## What the task asks
Although the entries contain pictures, return everything else in them verbatim and omit the pictures.

## Records for this task
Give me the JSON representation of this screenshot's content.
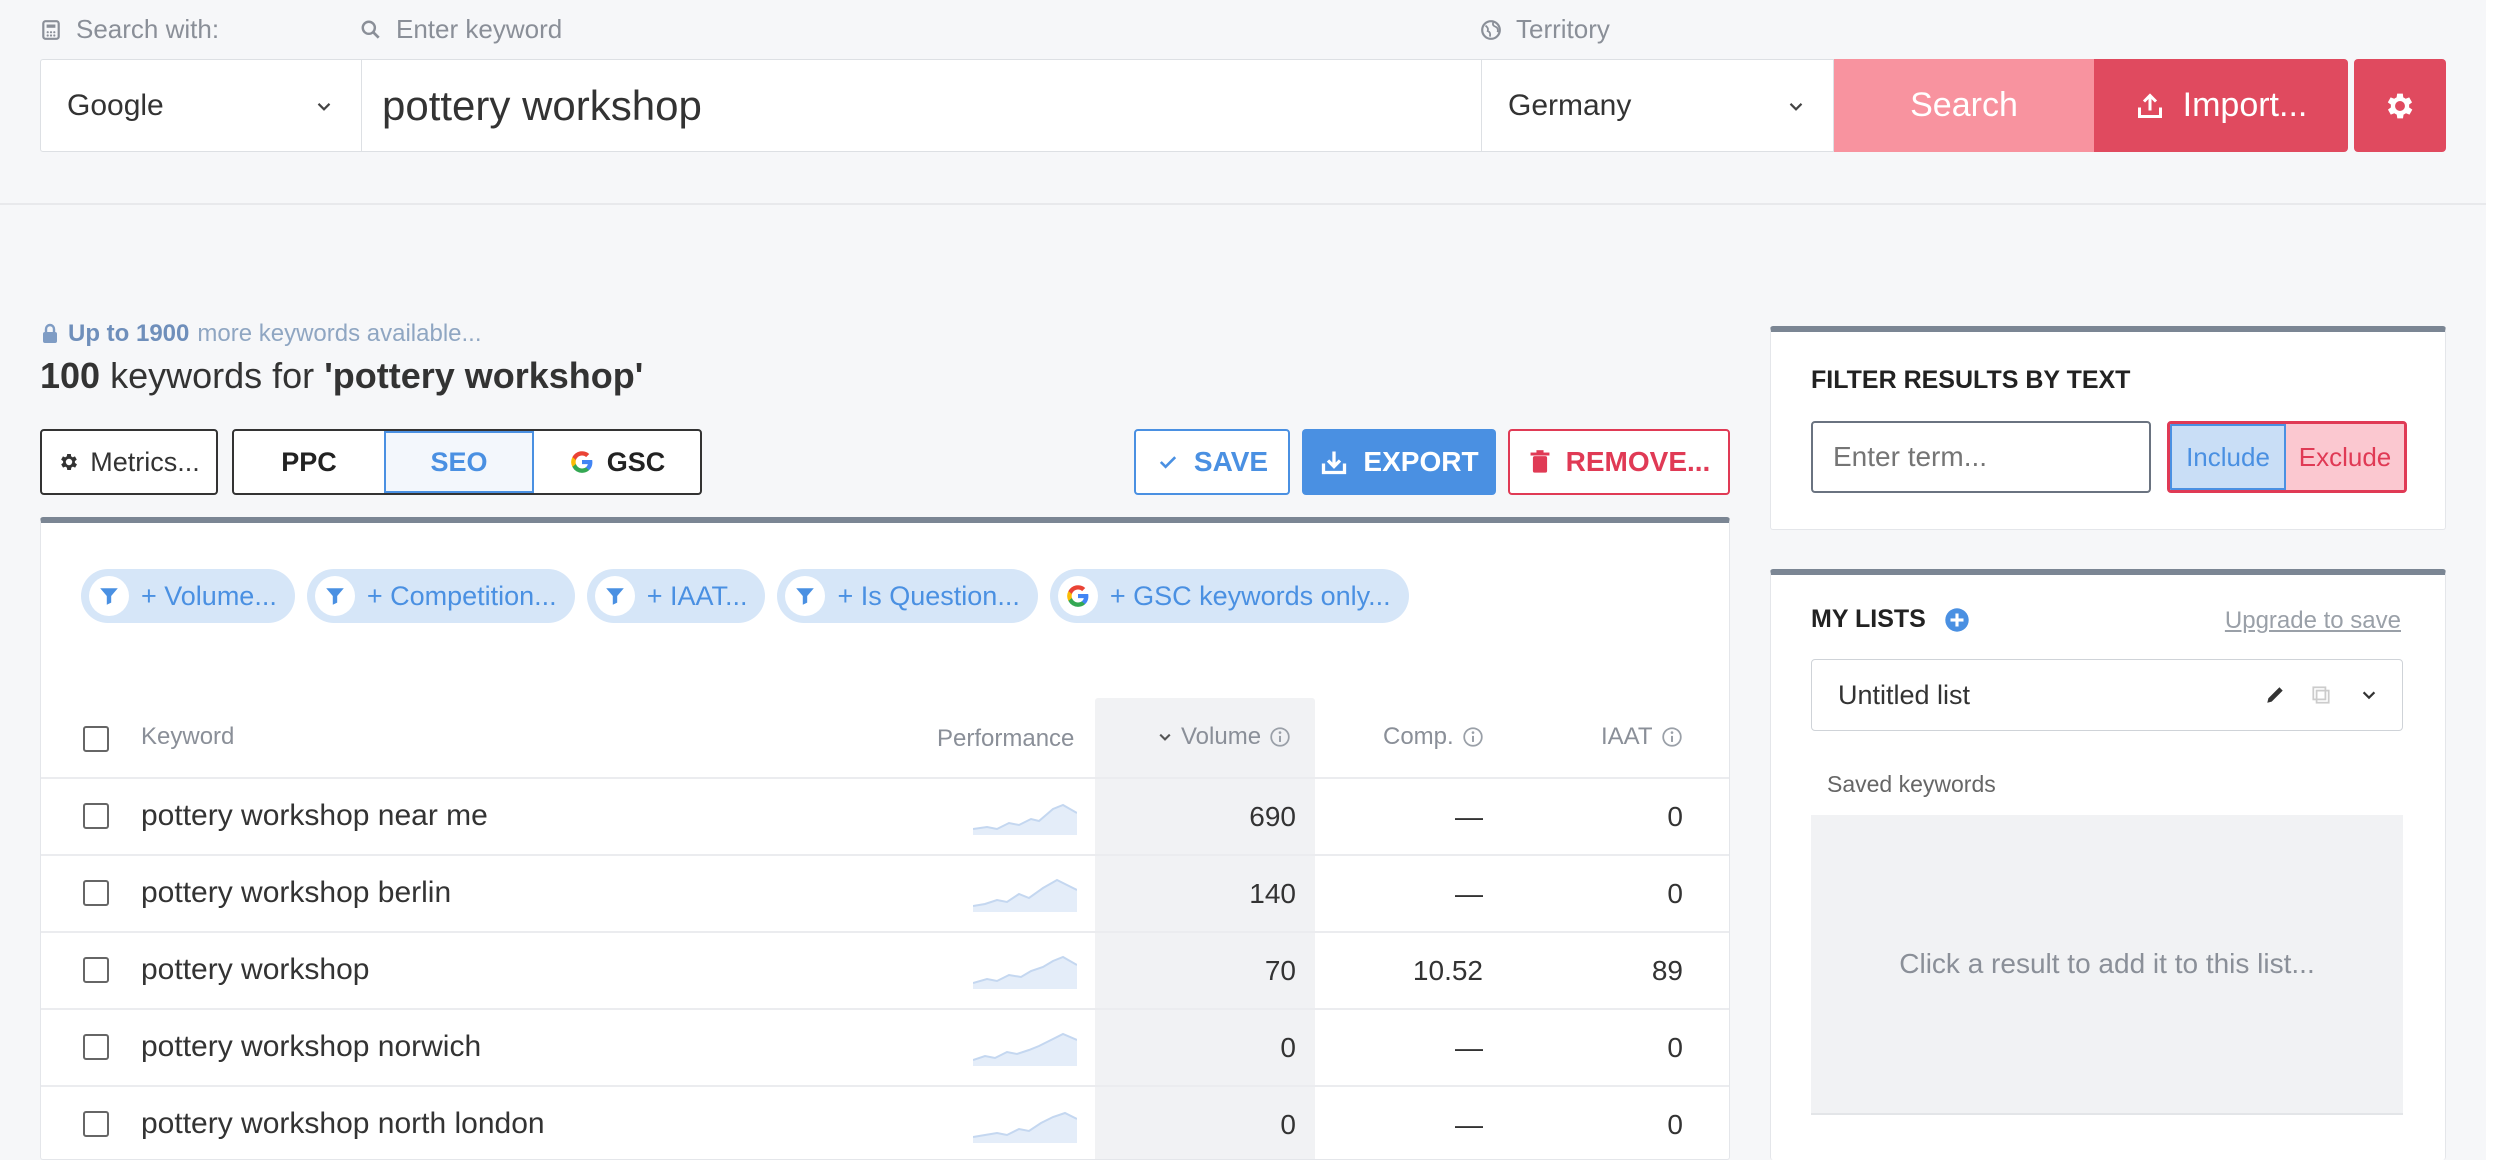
{
  "search": {
    "engine_label": "Search with:",
    "keyword_label": "Enter keyword",
    "territory_label": "Territory",
    "engine_value": "Google",
    "keyword_value": "pottery workshop",
    "territory_value": "Germany",
    "search_button": "Search",
    "import_button": "Import..."
  },
  "results": {
    "upto_bold": "Up to 1900",
    "upto_rest": "more keywords available...",
    "count": "100",
    "heading_mid": "keywords for",
    "heading_query": "'pottery workshop'",
    "metrics_button": "Metrics...",
    "tabs": [
      "PPC",
      "SEO",
      "GSC"
    ],
    "active_tab": "SEO",
    "save_button": "SAVE",
    "export_button": "EXPORT",
    "remove_button": "REMOVE..."
  },
  "filters": {
    "chips": [
      {
        "label": "+ Volume...",
        "icon": "filter-icon"
      },
      {
        "label": "+ Competition...",
        "icon": "filter-icon"
      },
      {
        "label": "+ IAAT...",
        "icon": "filter-icon"
      },
      {
        "label": "+ Is Question...",
        "icon": "filter-icon"
      },
      {
        "label": "+ GSC keywords only...",
        "icon": "google-icon"
      }
    ]
  },
  "table": {
    "columns": {
      "keyword": "Keyword",
      "performance": "Performance",
      "volume": "Volume",
      "comp": "Comp.",
      "iaat": "IAAT"
    },
    "rows": [
      {
        "keyword": "pottery workshop near me",
        "volume": "690",
        "comp": "—",
        "iaat": "0"
      },
      {
        "keyword": "pottery workshop berlin",
        "volume": "140",
        "comp": "—",
        "iaat": "0"
      },
      {
        "keyword": "pottery workshop",
        "volume": "70",
        "comp": "10.52",
        "iaat": "89"
      },
      {
        "keyword": "pottery workshop norwich",
        "volume": "0",
        "comp": "—",
        "iaat": "0"
      },
      {
        "keyword": "pottery workshop north london",
        "volume": "0",
        "comp": "—",
        "iaat": "0"
      }
    ]
  },
  "filter_panel": {
    "title": "FILTER RESULTS BY TEXT",
    "placeholder": "Enter term...",
    "include": "Include",
    "exclude": "Exclude"
  },
  "lists_panel": {
    "title": "MY LISTS",
    "upgrade_link": "Upgrade to save",
    "list_name": "Untitled list",
    "saved_label": "Saved keywords",
    "empty_message": "Click a result to add it to this list..."
  },
  "colors": {
    "accent_blue": "#4a90e2",
    "accent_red": "#e04a5f",
    "search_pink": "#f8939f"
  }
}
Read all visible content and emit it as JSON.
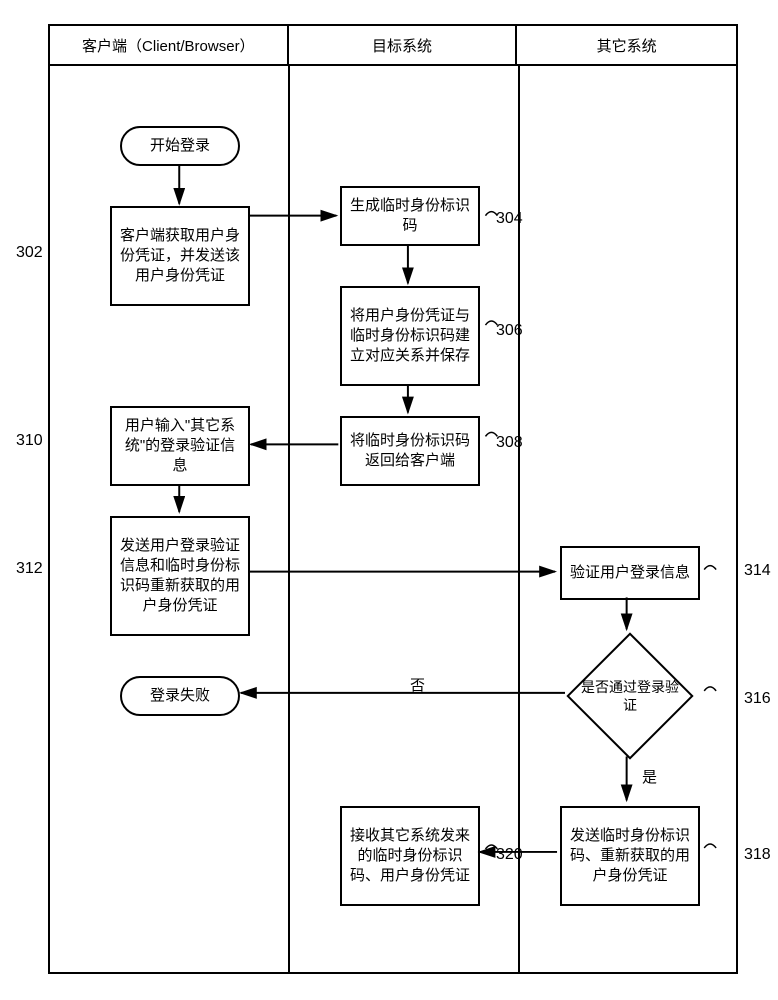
{
  "lanes": {
    "client": "客户端（Client/Browser）",
    "target": "目标系统",
    "other": "其它系统"
  },
  "nodes": {
    "start": "开始登录",
    "n302": "客户端获取用户身份凭证，并发送该用户身份凭证",
    "n304": "生成临时身份标识码",
    "n306": "将用户身份凭证与临时身份标识码建立对应关系并保存",
    "n308": "将临时身份标识码返回给客户端",
    "n310": "用户输入\"其它系统\"的登录验证信息",
    "n312": "发送用户登录验证信息和临时身份标识码重新获取的用户身份凭证",
    "n314": "验证用户登录信息",
    "n316": "是否通过登录验证",
    "fail": "登录失败",
    "n318": "发送临时身份标识码、重新获取的用户身份凭证",
    "n320": "接收其它系统发来的临时身份标识码、用户身份凭证"
  },
  "edges": {
    "no": "否",
    "yes": "是"
  },
  "refs": {
    "r302": "302",
    "r304": "304",
    "r306": "306",
    "r308": "308",
    "r310": "310",
    "r312": "312",
    "r314": "314",
    "r316": "316",
    "r318": "318",
    "r320": "320"
  }
}
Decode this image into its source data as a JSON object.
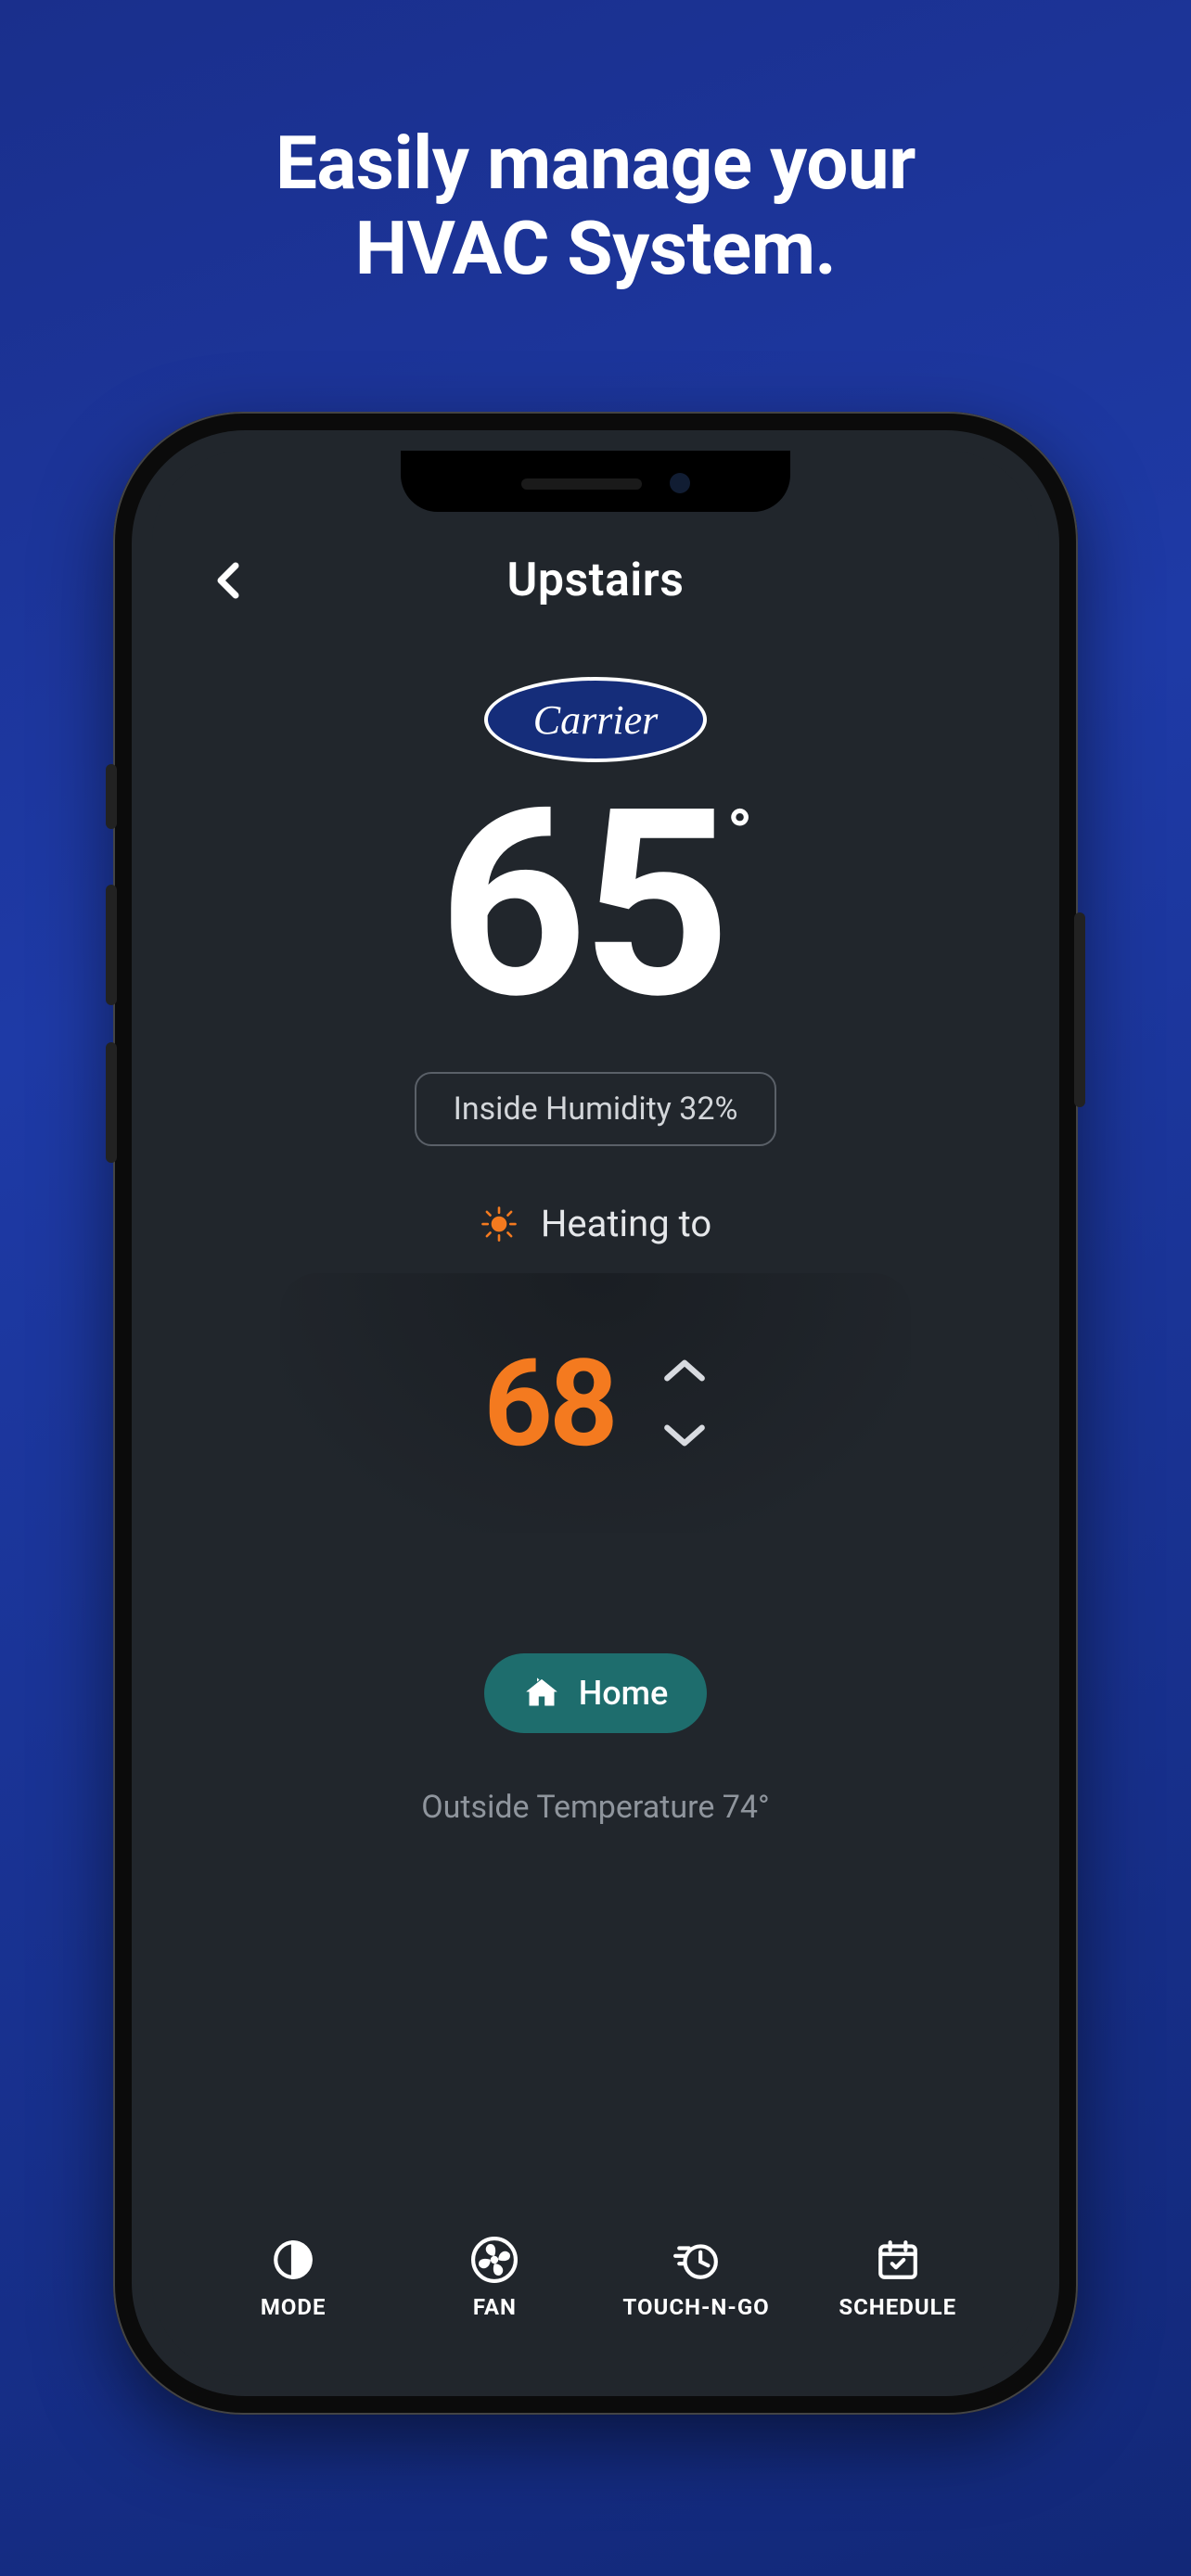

## Problem solution
Give me the JSON representation of this screenshot's content.
{
  "search": {
    "engine_label": "Search with:",
    "keyword_label": "Enter keyword",
    "territory_label": "Territory",
    "engine_value": "Google",
    "keyword_value": "pottery workshop",
    "territory_value": "Germany",
    "search_button": "Search",
    "import_button": "Import..."
  },
  "results": {
    "upto_bold": "Up to 1900",
    "upto_rest": "more keywords available...",
    "count": "100",
    "heading_mid": "keywords for",
    "heading_query": "'pottery workshop'",
    "metrics_button": "Metrics...",
    "tabs": [
      "PPC",
      "SEO",
      "GSC"
    ],
    "active_tab": "SEO",
    "save_button": "SAVE",
    "export_button": "EXPORT",
    "remove_button": "REMOVE..."
  },
  "filters": {
    "chips": [
      {
        "label": "+ Volume...",
        "icon": "filter-icon"
      },
      {
        "label": "+ Competition...",
        "icon": "filter-icon"
      },
      {
        "label": "+ IAAT...",
        "icon": "filter-icon"
      },
      {
        "label": "+ Is Question...",
        "icon": "filter-icon"
      },
      {
        "label": "+ GSC keywords only...",
        "icon": "google-icon"
      }
    ]
  },
  "table": {
    "columns": {
      "keyword": "Keyword",
      "performance": "Performance",
      "volume": "Volume",
      "comp": "Comp.",
      "iaat": "IAAT"
    },
    "rows": [
      {
        "keyword": "pottery workshop near me",
        "volume": "690",
        "comp": "—",
        "iaat": "0"
      },
      {
        "keyword": "pottery workshop berlin",
        "volume": "140",
        "comp": "—",
        "iaat": "0"
      },
      {
        "keyword": "pottery workshop",
        "volume": "70",
        "comp": "10.52",
        "iaat": "89"
      },
      {
        "keyword": "pottery workshop norwich",
        "volume": "0",
        "comp": "—",
        "iaat": "0"
      },
      {
        "keyword": "pottery workshop north london",
        "volume": "0",
        "comp": "—",
        "iaat": "0"
      }
    ]
  },
  "filter_panel": {
    "title": "FILTER RESULTS BY TEXT",
    "placeholder": "Enter term...",
    "include": "Include",
    "exclude": "Exclude"
  },
  "lists_panel": {
    "title": "MY LISTS",
    "upgrade_link": "Upgrade to save",
    "list_name": "Untitled list",
    "saved_label": "Saved keywords",
    "empty_message": "Click a result to add it to this list..."
  },
  "colors": {
    "accent_blue": "#4a90e2",
    "accent_red": "#e04a5f",
    "search_pink": "#f8939f"
  }
}
Read all visible content and emit it as JSON.
{
  "lanes": {
    "client": "客户端（Client/Browser）",
    "target": "目标系统",
    "other": "其它系统"
  },
  "nodes": {
    "start": "开始登录",
    "n302": "客户端获取用户身份凭证，并发送该用户身份凭证",
    "n304": "生成临时身份标识码",
    "n306": "将用户身份凭证与临时身份标识码建立对应关系并保存",
    "n308": "将临时身份标识码返回给客户端",
    "n310": "用户输入\"其它系统\"的登录验证信息",
    "n312": "发送用户登录验证信息和临时身份标识码重新获取的用户身份凭证",
    "n314": "验证用户登录信息",
    "n316": "是否通过登录验证",
    "fail": "登录失败",
    "n318": "发送临时身份标识码、重新获取的用户身份凭证",
    "n320": "接收其它系统发来的临时身份标识码、用户身份凭证"
  },
  "edges": {
    "no": "否",
    "yes": "是"
  },
  "refs": {
    "r302": "302",
    "r304": "304",
    "r306": "306",
    "r308": "308",
    "r310": "310",
    "r312": "312",
    "r314": "314",
    "r316": "316",
    "r318": "318",
    "r320": "320"
  }
}
Decode this image into its source data as a JSON object.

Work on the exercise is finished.